I was told that I had to do this track and ‘you have to go to the South Island for real tramping’. I walked it in December, just before the main holiday rush. It’s a Great Walk, and you have to book all the huts and campsites before you go.
There’s a 14km unsealed drive in from the Collingwood end.
I could tell within 5 min of starting walking that it was a track for grannies.
The track was used as a bridle path and has an increadibly small gradient and is very smooth. You could even push a wheelchair up it if you wanted.
The problem with the small gradient is that the track is VERY long and monotonous. After 3 hours I reached Aorere shelter. The longdrop here has toilet paper, like all the other toilet facilities on the track.
After another 20 min I made it to the highest point.
Take the short track to the lookout – there’s a picnic table out there.
The track is then mostly flat to the Perry Saddle hut. It took me 4 1/4 hours to walk this section (excluding breaks).
The new hut is FLASH AS. There are 2 boot rooms, 3 bunk rooms, cooking facilities, and the banks are separated so you don’t have to sleep next to anyone. You can even have everyone in the kitchen at once! I made sure to nab a bunk with its own window.
Because I am a masochist I spent the afternoon reading a very dry textbook I had brought with me about stastical models of the Industrial Revolution.
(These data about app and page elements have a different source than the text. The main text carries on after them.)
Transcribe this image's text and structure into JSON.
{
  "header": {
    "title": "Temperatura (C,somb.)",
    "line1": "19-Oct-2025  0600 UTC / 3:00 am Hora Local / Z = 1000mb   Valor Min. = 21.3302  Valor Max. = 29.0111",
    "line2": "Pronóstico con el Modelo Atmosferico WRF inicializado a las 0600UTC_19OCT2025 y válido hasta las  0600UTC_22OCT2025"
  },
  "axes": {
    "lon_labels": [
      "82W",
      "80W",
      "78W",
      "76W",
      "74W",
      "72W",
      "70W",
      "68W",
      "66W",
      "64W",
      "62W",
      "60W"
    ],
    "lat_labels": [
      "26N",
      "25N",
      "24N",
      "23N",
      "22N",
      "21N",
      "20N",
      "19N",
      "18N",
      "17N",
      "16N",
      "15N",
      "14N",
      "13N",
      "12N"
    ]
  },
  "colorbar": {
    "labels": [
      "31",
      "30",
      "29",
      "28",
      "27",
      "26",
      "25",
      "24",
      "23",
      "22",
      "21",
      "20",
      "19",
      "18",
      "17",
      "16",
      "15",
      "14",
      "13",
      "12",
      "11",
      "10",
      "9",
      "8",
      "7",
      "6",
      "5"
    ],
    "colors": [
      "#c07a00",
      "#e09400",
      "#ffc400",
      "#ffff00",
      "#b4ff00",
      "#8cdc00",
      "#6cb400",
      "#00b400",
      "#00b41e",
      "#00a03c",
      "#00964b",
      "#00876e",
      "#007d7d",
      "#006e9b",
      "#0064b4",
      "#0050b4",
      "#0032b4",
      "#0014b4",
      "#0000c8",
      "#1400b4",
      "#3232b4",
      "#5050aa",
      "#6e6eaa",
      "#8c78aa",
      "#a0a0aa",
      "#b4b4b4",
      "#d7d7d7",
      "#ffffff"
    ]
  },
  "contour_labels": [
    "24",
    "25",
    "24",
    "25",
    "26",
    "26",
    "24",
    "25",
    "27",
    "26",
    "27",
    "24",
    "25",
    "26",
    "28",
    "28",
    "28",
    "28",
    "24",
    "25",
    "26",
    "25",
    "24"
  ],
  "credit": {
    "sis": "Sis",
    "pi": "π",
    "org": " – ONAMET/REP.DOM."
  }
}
Future visitors – please bring more books and magazines to this hut!
For dinner I had a Chinese army ration.
At the time it seemed ok, but 18 hours later I experienced Mao’s revenge.
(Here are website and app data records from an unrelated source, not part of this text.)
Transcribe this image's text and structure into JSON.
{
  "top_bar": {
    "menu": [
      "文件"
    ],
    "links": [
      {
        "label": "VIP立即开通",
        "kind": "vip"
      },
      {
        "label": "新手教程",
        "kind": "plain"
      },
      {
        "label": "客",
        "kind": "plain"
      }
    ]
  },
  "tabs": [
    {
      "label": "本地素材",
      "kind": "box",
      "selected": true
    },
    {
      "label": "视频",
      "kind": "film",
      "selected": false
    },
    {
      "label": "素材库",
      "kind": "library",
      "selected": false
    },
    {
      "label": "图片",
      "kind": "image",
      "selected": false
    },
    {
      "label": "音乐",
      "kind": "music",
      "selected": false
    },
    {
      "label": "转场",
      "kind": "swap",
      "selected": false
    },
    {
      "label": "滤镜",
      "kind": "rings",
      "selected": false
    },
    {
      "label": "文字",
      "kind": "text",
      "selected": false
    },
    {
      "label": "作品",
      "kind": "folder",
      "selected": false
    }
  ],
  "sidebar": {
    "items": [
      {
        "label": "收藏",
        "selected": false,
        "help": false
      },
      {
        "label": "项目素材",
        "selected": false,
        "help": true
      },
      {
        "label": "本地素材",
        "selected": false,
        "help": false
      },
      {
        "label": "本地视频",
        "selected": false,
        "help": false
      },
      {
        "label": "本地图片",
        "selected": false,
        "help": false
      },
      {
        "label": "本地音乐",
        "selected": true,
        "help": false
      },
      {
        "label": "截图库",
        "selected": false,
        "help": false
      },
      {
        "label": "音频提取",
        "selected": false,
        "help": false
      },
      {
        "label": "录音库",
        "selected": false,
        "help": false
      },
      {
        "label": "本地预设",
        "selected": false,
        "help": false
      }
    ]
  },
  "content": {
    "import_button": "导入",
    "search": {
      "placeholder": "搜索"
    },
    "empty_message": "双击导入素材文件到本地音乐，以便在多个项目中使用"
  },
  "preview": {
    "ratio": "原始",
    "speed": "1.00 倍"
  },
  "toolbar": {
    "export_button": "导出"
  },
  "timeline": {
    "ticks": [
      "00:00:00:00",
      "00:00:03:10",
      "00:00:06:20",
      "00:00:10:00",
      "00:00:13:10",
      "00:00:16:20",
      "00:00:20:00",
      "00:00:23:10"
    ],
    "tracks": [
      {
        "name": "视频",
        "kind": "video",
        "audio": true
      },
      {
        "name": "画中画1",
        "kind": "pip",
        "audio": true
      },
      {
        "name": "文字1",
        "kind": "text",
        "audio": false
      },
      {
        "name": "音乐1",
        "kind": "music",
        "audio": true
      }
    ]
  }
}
The next morning started with low cloud.
If you are mountain biking the next section is a bit rockier, but still not steep. Even I could bike it.
The track goes through the Gouldand Downs. These do look quite spectacular, and make a nice change from all the bush on day 1.
The track is a cut above most tracks, as seen by the aesthetic condiserations given to the infrastructure.
After 1hr 40 min I was at Gouland Downs Hut. This sleeps 6 and is a much more normal hut – 1 room with an open fire. If I did the walk again I would stay here on the first night.
Apparently there are some caves near here, but I didn’t go exploring. In the next section of track you go through a small section of mossy forest before going back out on to the downs.
One good thing about this track is that you do not have to get wet feet. All but the smallest streams are bridged.
Just when I needed it I came to Saxon Hut (about 1 1/4 hours from Gouland Downs) thanks to official issue Chinese ration food poisoning.
After this the track is a bit rougher and narrower – you couldn’t drive a quad bike down it. The first few km are agonising – winding in and out around a feature – it’s about twice as far as if they’d just cut the track in a straight line.
When you reach a large section of boardwalk you are about 3km from the hut. There are markers 1km either side of all the huts but at James Mackay there is a marker 2km out. Don’t make the mistake I did of becoming all excited, only to have my hopes smashed when I saw I had twice as far to go as I initially thought. This section took me about 5 hours to walk in total.
This is an older (ultra cramped) hut – barely enough room for everyone’s packs, and if you arrive late you will be sandwiched together on one of the big bunks with 10 other people. However the flush toilets could make up for it. You don’t even have to walk in the rain to get to them! So luxurious! But not tramping. As a note for all trampers – please wash so you don’t stink out the hut like a wet dog. There’s no excuse for not doing it when there’s a huge supply of free water and heating. Soap only weighs 10 grams!
The track just has a gradual descent for several km. Zzzz.
It took me 2.7 hours to make it to Lewis hut (mainly due to boredom).
From here it is an easy walk to Heaphy hut – a few hills but very small. The first bridges have just been replaced with this incredible new bridge.
The vegetation changes to coastal palms and parasitic vines.
After 1.7 hours I made it to Heaphy hut. Around the hut there are many wekas. They are reasonably tame – when you approach they just hide rather ineffectually like this:
The hut is very new and large. Once again it has enough room for everyone and flush toilets. In its setting it rather reminded me of a mission station.
That afternoon I tried an American MRE snack – cheese spread on bread.
I went for a walk around the sand dunes.
I met a pair of oystercatchers that dive bombed me, sending me running away at great speed. Be careful of nesting birds! In the evening there were a lot of sandflies and my jungle strength 80% DEET repellent was barely effective.
The next morning I had a cold breakfast thanks to the hut running out of gas. Dammit! I made an early start down to Kohaihai.
This is a good track for new/inexperienced trampers or those that want an easy tramp. With the Great Walk level of hut servicing you could almost make it without bringing any toilet paper of your own. There are also companies that provide fancy catering if you want even more luxury. Some people like going to huts with a lot of other people in them. I am not one of those and prefer to go to remote places that don’t have anyone else in them. As an experienced tramper I found the track quite boring and not challenging at all. I was at the huts by lunch time every day, and barely broke a sweat. At the moment it is well down my list of good tramps – the Tararuas or Mt Taranaki are much better.